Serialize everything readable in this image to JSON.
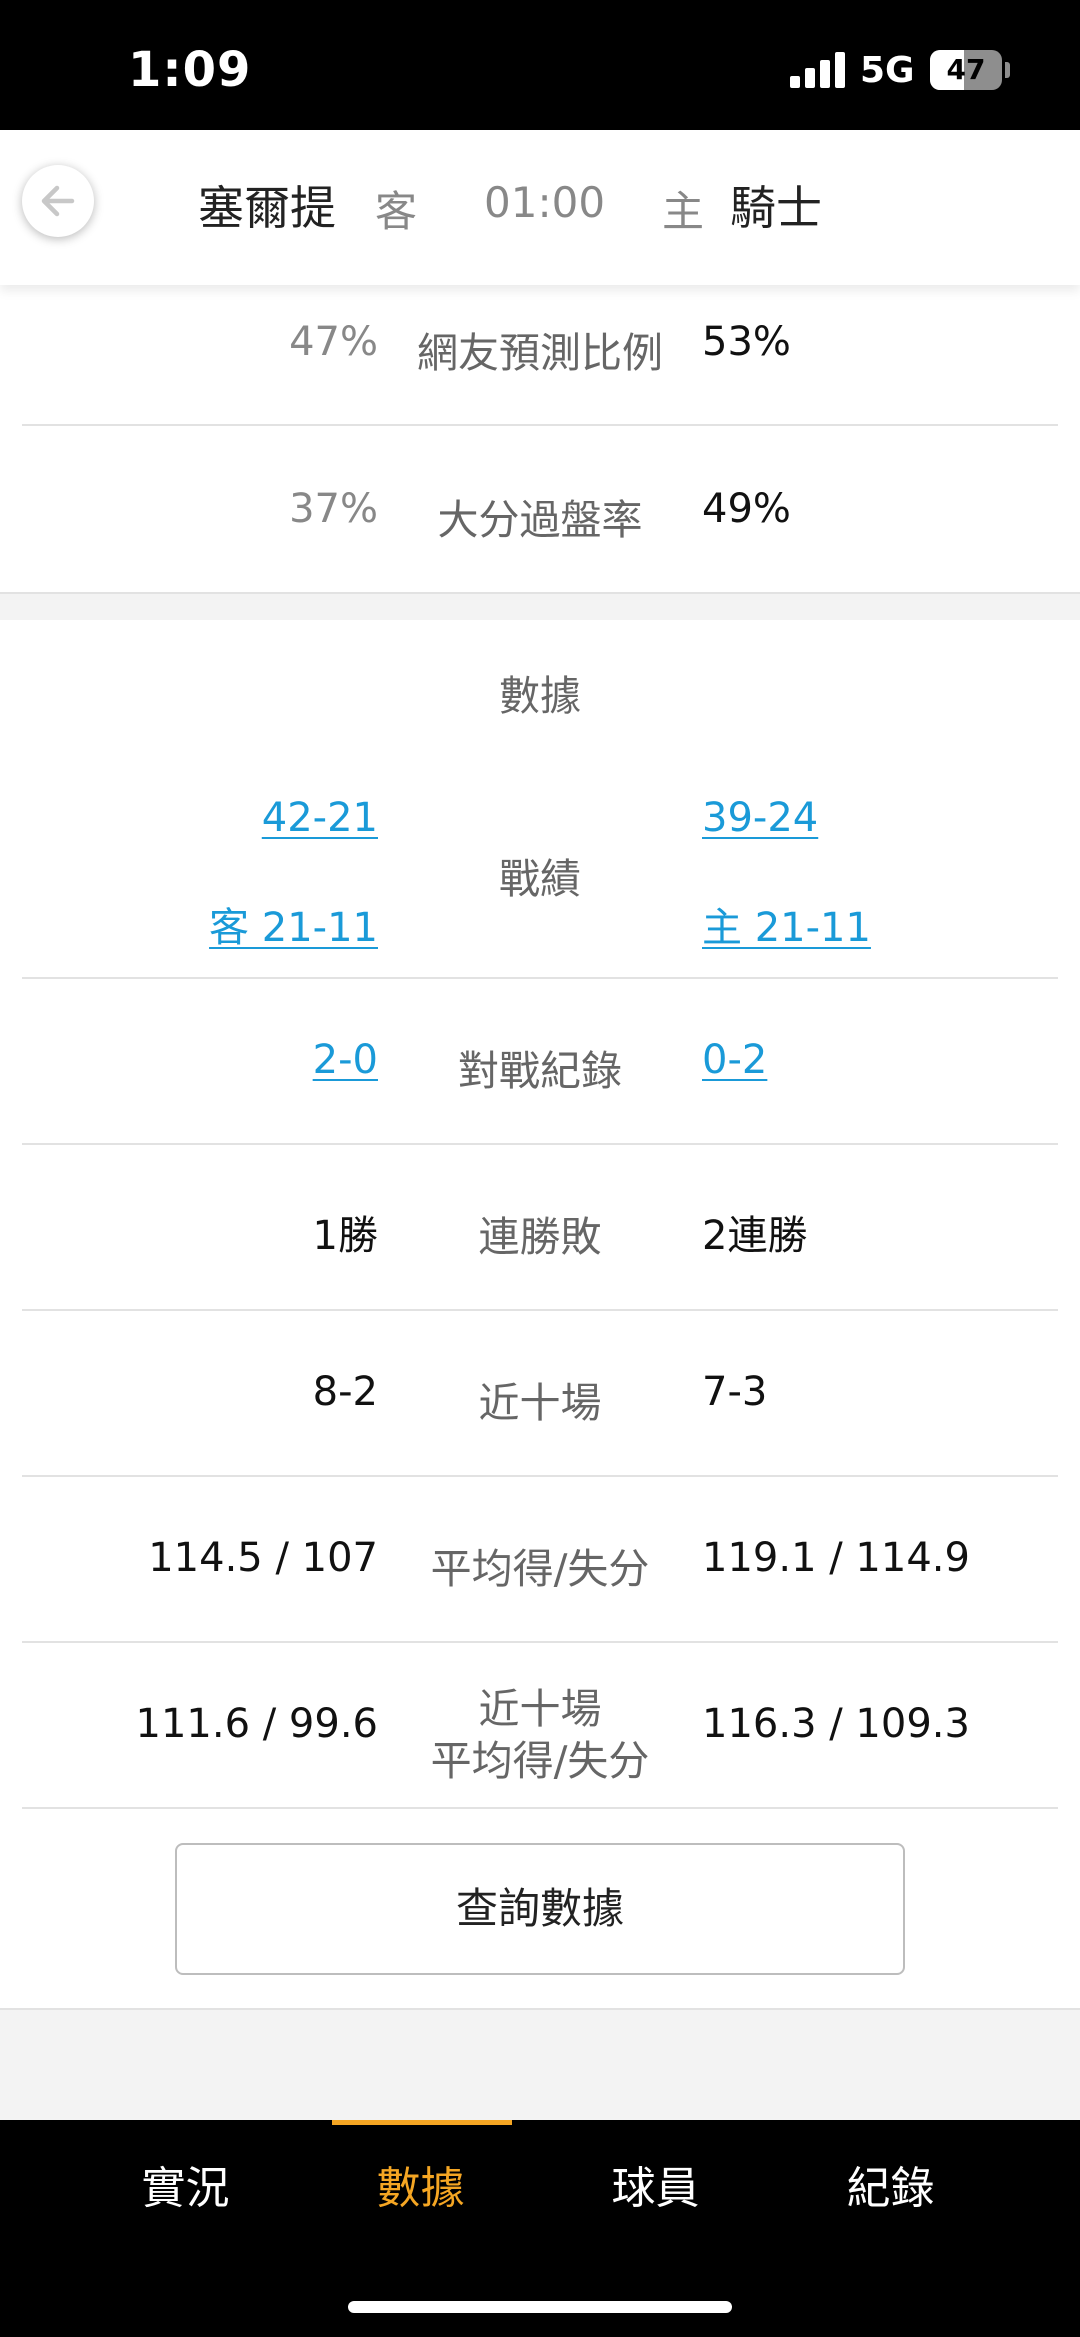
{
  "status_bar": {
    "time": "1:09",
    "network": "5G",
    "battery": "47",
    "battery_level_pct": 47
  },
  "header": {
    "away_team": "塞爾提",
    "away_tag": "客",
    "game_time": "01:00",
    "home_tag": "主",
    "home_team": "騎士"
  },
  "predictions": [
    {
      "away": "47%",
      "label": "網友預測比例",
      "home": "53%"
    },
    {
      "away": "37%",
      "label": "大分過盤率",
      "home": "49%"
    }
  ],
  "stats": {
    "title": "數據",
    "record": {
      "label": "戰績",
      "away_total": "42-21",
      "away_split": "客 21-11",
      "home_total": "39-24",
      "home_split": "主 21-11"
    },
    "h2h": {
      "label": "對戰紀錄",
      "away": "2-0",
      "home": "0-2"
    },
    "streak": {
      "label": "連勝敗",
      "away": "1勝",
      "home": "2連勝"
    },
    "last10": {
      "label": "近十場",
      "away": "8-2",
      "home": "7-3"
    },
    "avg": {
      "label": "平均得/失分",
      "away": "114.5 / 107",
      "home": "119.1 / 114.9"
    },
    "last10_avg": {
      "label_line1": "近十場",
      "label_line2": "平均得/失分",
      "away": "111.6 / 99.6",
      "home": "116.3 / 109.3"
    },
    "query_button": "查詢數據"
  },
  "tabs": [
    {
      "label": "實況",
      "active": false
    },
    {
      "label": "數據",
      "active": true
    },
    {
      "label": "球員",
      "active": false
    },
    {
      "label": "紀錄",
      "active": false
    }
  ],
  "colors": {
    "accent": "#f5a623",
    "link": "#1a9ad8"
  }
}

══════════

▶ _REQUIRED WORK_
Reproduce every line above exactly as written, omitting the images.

▶ _WRITTEN REPLY_
Serialize everything readable in this image to JSON.
{
  "status_bar": {
    "time": "1:09",
    "network": "5G",
    "battery": "47",
    "battery_level_pct": 47
  },
  "header": {
    "away_team": "塞爾提",
    "away_tag": "客",
    "game_time": "01:00",
    "home_tag": "主",
    "home_team": "騎士"
  },
  "predictions": [
    {
      "away": "47%",
      "label": "網友預測比例",
      "home": "53%"
    },
    {
      "away": "37%",
      "label": "大分過盤率",
      "home": "49%"
    }
  ],
  "stats": {
    "title": "數據",
    "record": {
      "label": "戰績",
      "away_total": "42-21",
      "away_split": "客 21-11",
      "home_total": "39-24",
      "home_split": "主 21-11"
    },
    "h2h": {
      "label": "對戰紀錄",
      "away": "2-0",
      "home": "0-2"
    },
    "streak": {
      "label": "連勝敗",
      "away": "1勝",
      "home": "2連勝"
    },
    "last10": {
      "label": "近十場",
      "away": "8-2",
      "home": "7-3"
    },
    "avg": {
      "label": "平均得/失分",
      "away": "114.5 / 107",
      "home": "119.1 / 114.9"
    },
    "last10_avg": {
      "label_line1": "近十場",
      "label_line2": "平均得/失分",
      "away": "111.6 / 99.6",
      "home": "116.3 / 109.3"
    },
    "query_button": "查詢數據"
  },
  "tabs": [
    {
      "label": "實況",
      "active": false
    },
    {
      "label": "數據",
      "active": true
    },
    {
      "label": "球員",
      "active": false
    },
    {
      "label": "紀錄",
      "active": false
    }
  ],
  "colors": {
    "accent": "#f5a623",
    "link": "#1a9ad8"
  }
}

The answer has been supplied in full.